Air Engineering for the 21st century
Following the decision by the Fleet Air Arm Officers Association to contribute a prize for the ‘best trainee AEO’ of the year, the author visited HMS Sultan to make the presentation and see for himself how today’s young AEOs are trained.
The winner of the prize for the course ended July 2013 was Lt Mark Stone. He came back from RNAS Yeovilton to receive his prize, and will return there immediately to take his C-of-C on the Sea King Mk.4 to join 845 Sqn as a junior AEO. His instructors spoke highly of his motivation and results.
HMS Sultan is part of the Defence Engineering Command which covers the three separate service establishments within the tri-Service College of Technical Training. Thus, in overall command is a Commandant, Commodore DE Elford RN, based at RAF Cosford , itself the RAF school, Arborfield (near Reading) for Army training and HMS Sultan for the RN. This last covers all RN engineering sub-specialisations – Marine, Nuclear, Submarine and Air. Commodore Elford was the FAA Chief Engineering Officer, and was the leader of the Lynx/Wildcat introduction team.
The task of the Royal Naval Air Engineering and Survival School (RNAESS) is to train all the Fleet Air Arm engineers from Air Engineering Technician(AB), through to Pre-Charge AEOs (Cdr and Lt Cdr). The ratings will have started at HMS Raleigh for their basic training, and the AEOs will be graduates with a suitable degree (with an avenue for Upper Yardmen) and will have been selected by the AIB and been sent to Dartmouth for 30 weeks for ‘military’ and ‘marinisation’ training. Their degree will probably have been awarded by either Portsmouth or Southampton Universities. The AEO of the future will be neither (M) or (L) nor Air Ord - but will be multi trade, able to cover all aspects of aircraft support. This period will be followed by 12 weeks on board a CVS or LPH where they will cover time in every department.
With this basic grounding, they will arrive at HMS Sultan for specific Air Engineering training – albeit generic and not related to any particular aircraft type. That comes later at an airstation Training School. Whilst at Sultan, they are instructed both in the classroom and in the hangars on aircraft systems, engines, helicopter transmission, flying controls, the computers which enable the systems to work, and in ‘battle damage repair’ in case the mobile repair teams are unavailable. They also cover radar and sonar including the analysis equipment carried in the aircraft. They receive a certain amount of aviation theory – from aerodynamics, theory of flight, structures and the stresses therein. There are wind-tunnels for conducting limited experiments and they learn about vibration analysis (HUMMS and SOAP). What they do not cover extensively is workshop practice with little metal forming or turning.

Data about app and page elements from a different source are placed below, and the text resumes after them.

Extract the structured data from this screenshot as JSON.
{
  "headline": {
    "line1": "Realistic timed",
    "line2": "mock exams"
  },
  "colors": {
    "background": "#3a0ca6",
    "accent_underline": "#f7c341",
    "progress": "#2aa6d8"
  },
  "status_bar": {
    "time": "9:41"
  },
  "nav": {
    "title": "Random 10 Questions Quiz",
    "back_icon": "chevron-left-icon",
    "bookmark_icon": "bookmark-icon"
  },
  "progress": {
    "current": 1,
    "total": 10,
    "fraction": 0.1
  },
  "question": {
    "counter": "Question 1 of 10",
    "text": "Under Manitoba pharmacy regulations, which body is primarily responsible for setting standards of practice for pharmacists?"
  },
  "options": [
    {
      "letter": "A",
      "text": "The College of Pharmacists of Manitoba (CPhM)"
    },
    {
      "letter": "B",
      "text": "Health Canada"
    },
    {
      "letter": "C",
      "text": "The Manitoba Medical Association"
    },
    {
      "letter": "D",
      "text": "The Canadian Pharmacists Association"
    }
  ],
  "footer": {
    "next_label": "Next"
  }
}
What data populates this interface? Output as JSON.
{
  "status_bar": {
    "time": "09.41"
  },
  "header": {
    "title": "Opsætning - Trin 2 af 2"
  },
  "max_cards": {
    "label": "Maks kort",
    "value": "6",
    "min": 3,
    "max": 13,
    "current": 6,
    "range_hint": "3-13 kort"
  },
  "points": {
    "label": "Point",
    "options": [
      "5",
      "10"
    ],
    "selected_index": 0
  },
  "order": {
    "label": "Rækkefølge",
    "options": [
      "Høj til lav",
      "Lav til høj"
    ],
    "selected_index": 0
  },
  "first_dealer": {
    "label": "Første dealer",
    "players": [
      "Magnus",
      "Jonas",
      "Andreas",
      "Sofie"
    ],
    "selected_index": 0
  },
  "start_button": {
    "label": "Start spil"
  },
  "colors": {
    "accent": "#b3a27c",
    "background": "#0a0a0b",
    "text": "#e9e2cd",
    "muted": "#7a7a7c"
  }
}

However, by the end of a fairly intensive 44 weeks course, they are examined and pass-out to go to the Fleet. This final examination satisfies the Institutions and RAeS of their capabilities and then they pass onto one of the airstations and are attached to a squadron for their Certificate of Competence training and test. Then they join a squadron operating the same type of helicopter as they have just trained on.
The ratings at Sultan will have seen their future officers being trained on the same aircraft systems as they will learn. They are attached to a ‘squadron’ at Sultan – historically called 760 and 764 squadrons. These have (at present) both Sea King and Lynx helicopters on which they will work, performing a range of component changes and servicing operations, the squadrons each have an Issue Centre for learning correct procedures, and the technicians work with actual and current aircraft publications and servicing books. After their Initial Engineering Qualifying Course they are then divided into Mechanical or Avionics depending partly on preference, partly on Fleet requirements. Then subsequent courses for Leading Hand and Petty Officers are tailored in each subspecialisation to ensure that as Technicians they really know their part of ship. They then return to their airstations and squadrons to put into practice what they have learned. At appropriate points in their careers they will return to HMS Sultan for the course for the next higher rate.
At the time of writing, the RNAESS has numerous Sea Kings (all due to phased out by 2016) and some Lynx. A Merlin airframe is available for introduction as the AS Mk.2 is already in service and RN technicians are training at RAF Benson in preparation for the conversion of the ex-RAF Mk.3s to RN Mk.4 standard with corrosion resistance, marinised engines and folding main rotor heads. These last will go to 845 Sqn in due course as the first Merlin Commando squadron. There is a strong contingent working and training in the USA on fixed-wing aircraft including F18 and (the first) F35Bs. In due course, this last task will transfer to the UK once the Lightning II aircraft start being delivered.
Cdr SE Askins RN, December 2013